* The problem *
Copy every line of the data exactly, leaving nothing out.

* Provided records *
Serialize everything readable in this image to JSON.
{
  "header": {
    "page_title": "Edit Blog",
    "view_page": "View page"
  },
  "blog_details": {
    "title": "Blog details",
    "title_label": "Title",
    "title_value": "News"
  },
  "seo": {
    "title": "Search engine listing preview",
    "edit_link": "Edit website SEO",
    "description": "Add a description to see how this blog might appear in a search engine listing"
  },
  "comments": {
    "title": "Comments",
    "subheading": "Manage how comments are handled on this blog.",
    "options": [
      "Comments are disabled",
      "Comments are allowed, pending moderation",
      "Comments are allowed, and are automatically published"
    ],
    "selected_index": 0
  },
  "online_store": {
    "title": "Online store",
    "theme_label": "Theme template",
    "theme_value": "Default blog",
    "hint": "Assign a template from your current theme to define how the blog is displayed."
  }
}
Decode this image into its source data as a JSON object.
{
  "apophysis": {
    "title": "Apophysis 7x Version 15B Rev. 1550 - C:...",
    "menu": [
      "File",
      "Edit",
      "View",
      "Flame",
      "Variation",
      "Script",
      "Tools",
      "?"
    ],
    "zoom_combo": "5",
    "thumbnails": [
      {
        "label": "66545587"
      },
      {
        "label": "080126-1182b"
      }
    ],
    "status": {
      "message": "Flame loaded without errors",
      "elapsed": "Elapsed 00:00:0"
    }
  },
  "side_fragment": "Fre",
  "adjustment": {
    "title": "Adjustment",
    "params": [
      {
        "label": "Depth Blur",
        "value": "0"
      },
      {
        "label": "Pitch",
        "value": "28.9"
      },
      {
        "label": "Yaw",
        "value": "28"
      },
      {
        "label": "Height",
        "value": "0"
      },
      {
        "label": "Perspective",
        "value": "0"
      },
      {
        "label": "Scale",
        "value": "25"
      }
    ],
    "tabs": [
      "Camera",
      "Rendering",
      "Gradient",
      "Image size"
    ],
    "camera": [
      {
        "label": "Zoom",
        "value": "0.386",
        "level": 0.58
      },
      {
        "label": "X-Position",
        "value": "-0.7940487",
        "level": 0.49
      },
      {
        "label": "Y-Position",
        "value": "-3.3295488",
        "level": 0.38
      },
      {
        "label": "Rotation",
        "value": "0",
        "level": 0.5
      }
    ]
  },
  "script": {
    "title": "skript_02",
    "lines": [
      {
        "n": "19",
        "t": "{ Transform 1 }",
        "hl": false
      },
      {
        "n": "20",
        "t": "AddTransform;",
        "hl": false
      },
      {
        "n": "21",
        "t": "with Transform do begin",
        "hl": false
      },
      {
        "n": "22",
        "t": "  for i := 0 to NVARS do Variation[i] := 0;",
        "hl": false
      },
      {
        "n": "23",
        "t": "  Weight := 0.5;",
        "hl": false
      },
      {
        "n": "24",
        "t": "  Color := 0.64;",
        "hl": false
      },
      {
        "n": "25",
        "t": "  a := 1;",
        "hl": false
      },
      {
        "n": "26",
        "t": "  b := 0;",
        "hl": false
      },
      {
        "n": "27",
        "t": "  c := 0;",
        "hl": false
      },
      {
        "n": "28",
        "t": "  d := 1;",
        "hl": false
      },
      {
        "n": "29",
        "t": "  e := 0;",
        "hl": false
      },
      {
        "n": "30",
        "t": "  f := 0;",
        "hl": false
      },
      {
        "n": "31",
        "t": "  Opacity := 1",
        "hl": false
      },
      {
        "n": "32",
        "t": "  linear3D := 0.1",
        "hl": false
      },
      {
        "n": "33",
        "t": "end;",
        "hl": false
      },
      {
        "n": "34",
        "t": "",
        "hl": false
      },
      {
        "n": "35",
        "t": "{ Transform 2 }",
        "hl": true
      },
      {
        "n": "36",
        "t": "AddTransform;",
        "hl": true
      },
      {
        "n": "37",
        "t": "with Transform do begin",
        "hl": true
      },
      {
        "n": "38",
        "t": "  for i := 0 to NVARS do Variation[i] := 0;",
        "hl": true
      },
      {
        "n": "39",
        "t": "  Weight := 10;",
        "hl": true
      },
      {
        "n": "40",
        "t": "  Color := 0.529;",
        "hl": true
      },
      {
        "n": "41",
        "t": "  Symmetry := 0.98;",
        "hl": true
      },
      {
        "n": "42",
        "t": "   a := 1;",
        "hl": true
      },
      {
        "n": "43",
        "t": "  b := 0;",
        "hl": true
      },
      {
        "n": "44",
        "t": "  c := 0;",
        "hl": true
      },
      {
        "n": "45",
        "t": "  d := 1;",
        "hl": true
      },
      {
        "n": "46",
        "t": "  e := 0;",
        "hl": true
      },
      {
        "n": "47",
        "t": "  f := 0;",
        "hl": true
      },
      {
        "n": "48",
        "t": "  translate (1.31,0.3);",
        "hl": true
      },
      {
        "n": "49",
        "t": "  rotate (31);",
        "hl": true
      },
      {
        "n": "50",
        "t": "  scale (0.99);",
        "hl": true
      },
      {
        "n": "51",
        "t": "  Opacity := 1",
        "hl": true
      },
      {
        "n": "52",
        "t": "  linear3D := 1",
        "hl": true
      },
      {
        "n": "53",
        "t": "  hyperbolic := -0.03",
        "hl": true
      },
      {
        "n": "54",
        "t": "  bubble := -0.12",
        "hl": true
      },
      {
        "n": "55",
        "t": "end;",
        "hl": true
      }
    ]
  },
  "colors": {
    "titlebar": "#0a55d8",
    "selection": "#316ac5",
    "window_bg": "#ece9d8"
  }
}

* Written response *
Serialize everything readable in this image to JSON.
{
  "header": {
    "page_title": "Edit Blog",
    "view_page": "View page"
  },
  "blog_details": {
    "title": "Blog details",
    "title_label": "Title",
    "title_value": "News"
  },
  "seo": {
    "title": "Search engine listing preview",
    "edit_link": "Edit website SEO",
    "description": "Add a description to see how this blog might appear in a search engine listing"
  },
  "comments": {
    "title": "Comments",
    "subheading": "Manage how comments are handled on this blog.",
    "options": [
      "Comments are disabled",
      "Comments are allowed, pending moderation",
      "Comments are allowed, and are automatically published"
    ],
    "selected_index": 0
  },
  "online_store": {
    "title": "Online store",
    "theme_label": "Theme template",
    "theme_value": "Default blog",
    "hint": "Assign a template from your current theme to define how the blog is displayed."
  }
}
Decode this image into its source data as a JSON object.
{
  "apophysis": {
    "title": "Apophysis 7x Version 15B Rev. 1550 - C:...",
    "menu": [
      "File",
      "Edit",
      "View",
      "Flame",
      "Variation",
      "Script",
      "Tools",
      "?"
    ],
    "zoom_combo": "5",
    "thumbnails": [
      {
        "label": "66545587"
      },
      {
        "label": "080126-1182b"
      }
    ],
    "status": {
      "message": "Flame loaded without errors",
      "elapsed": "Elapsed 00:00:0"
    }
  },
  "side_fragment": "Fre",
  "adjustment": {
    "title": "Adjustment",
    "params": [
      {
        "label": "Depth Blur",
        "value": "0"
      },
      {
        "label": "Pitch",
        "value": "28.9"
      },
      {
        "label": "Yaw",
        "value": "28"
      },
      {
        "label": "Height",
        "value": "0"
      },
      {
        "label": "Perspective",
        "value": "0"
      },
      {
        "label": "Scale",
        "value": "25"
      }
    ],
    "tabs": [
      "Camera",
      "Rendering",
      "Gradient",
      "Image size"
    ],
    "camera": [
      {
        "label": "Zoom",
        "value": "0.386",
        "level": 0.58
      },
      {
        "label": "X-Position",
        "value": "-0.7940487",
        "level": 0.49
      },
      {
        "label": "Y-Position",
        "value": "-3.3295488",
        "level": 0.38
      },
      {
        "label": "Rotation",
        "value": "0",
        "level": 0.5
      }
    ]
  },
  "script": {
    "title": "skript_02",
    "lines": [
      {
        "n": "19",
        "t": "{ Transform 1 }",
        "hl": false
      },
      {
        "n": "20",
        "t": "AddTransform;",
        "hl": false
      },
      {
        "n": "21",
        "t": "with Transform do begin",
        "hl": false
      },
      {
        "n": "22",
        "t": "  for i := 0 to NVARS do Variation[i] := 0;",
        "hl": false
      },
      {
        "n": "23",
        "t": "  Weight := 0.5;",
        "hl": false
      },
      {
        "n": "24",
        "t": "  Color := 0.64;",
        "hl": false
      },
      {
        "n": "25",
        "t": "  a := 1;",
        "hl": false
      },
      {
        "n": "26",
        "t": "  b := 0;",
        "hl": false
      },
      {
        "n": "27",
        "t": "  c := 0;",
        "hl": false
      },
      {
        "n": "28",
        "t": "  d := 1;",
        "hl": false
      },
      {
        "n": "29",
        "t": "  e := 0;",
        "hl": false
      },
      {
        "n": "30",
        "t": "  f := 0;",
        "hl": false
      },
      {
        "n": "31",
        "t": "  Opacity := 1",
        "hl": false
      },
      {
        "n": "32",
        "t": "  linear3D := 0.1",
        "hl": false
      },
      {
        "n": "33",
        "t": "end;",
        "hl": false
      },
      {
        "n": "34",
        "t": "",
        "hl": false
      },
      {
        "n": "35",
        "t": "{ Transform 2 }",
        "hl": true
      },
      {
        "n": "36",
        "t": "AddTransform;",
        "hl": true
      },
      {
        "n": "37",
        "t": "with Transform do begin",
        "hl": true
      },
      {
        "n": "38",
        "t": "  for i := 0 to NVARS do Variation[i] := 0;",
        "hl": true
      },
      {
        "n": "39",
        "t": "  Weight := 10;",
        "hl": true
      },
      {
        "n": "40",
        "t": "  Color := 0.529;",
        "hl": true
      },
      {
        "n": "41",
        "t": "  Symmetry := 0.98;",
        "hl": true
      },
      {
        "n": "42",
        "t": "   a := 1;",
        "hl": true
      },
      {
        "n": "43",
        "t": "  b := 0;",
        "hl": true
      },
      {
        "n": "44",
        "t": "  c := 0;",
        "hl": true
      },
      {
        "n": "45",
        "t": "  d := 1;",
        "hl": true
      },
      {
        "n": "46",
        "t": "  e := 0;",
        "hl": true
      },
      {
        "n": "47",
        "t": "  f := 0;",
        "hl": true
      },
      {
        "n": "48",
        "t": "  translate (1.31,0.3);",
        "hl": true
      },
      {
        "n": "49",
        "t": "  rotate (31);",
        "hl": true
      },
      {
        "n": "50",
        "t": "  scale (0.99);",
        "hl": true
      },
      {
        "n": "51",
        "t": "  Opacity := 1",
        "hl": true
      },
      {
        "n": "52",
        "t": "  linear3D := 1",
        "hl": true
      },
      {
        "n": "53",
        "t": "  hyperbolic := -0.03",
        "hl": true
      },
      {
        "n": "54",
        "t": "  bubble := -0.12",
        "hl": true
      },
      {
        "n": "55",
        "t": "end;",
        "hl": true
      }
    ]
  },
  "colors": {
    "titlebar": "#0a55d8",
    "selection": "#316ac5",
    "window_bg": "#ece9d8"
  }
}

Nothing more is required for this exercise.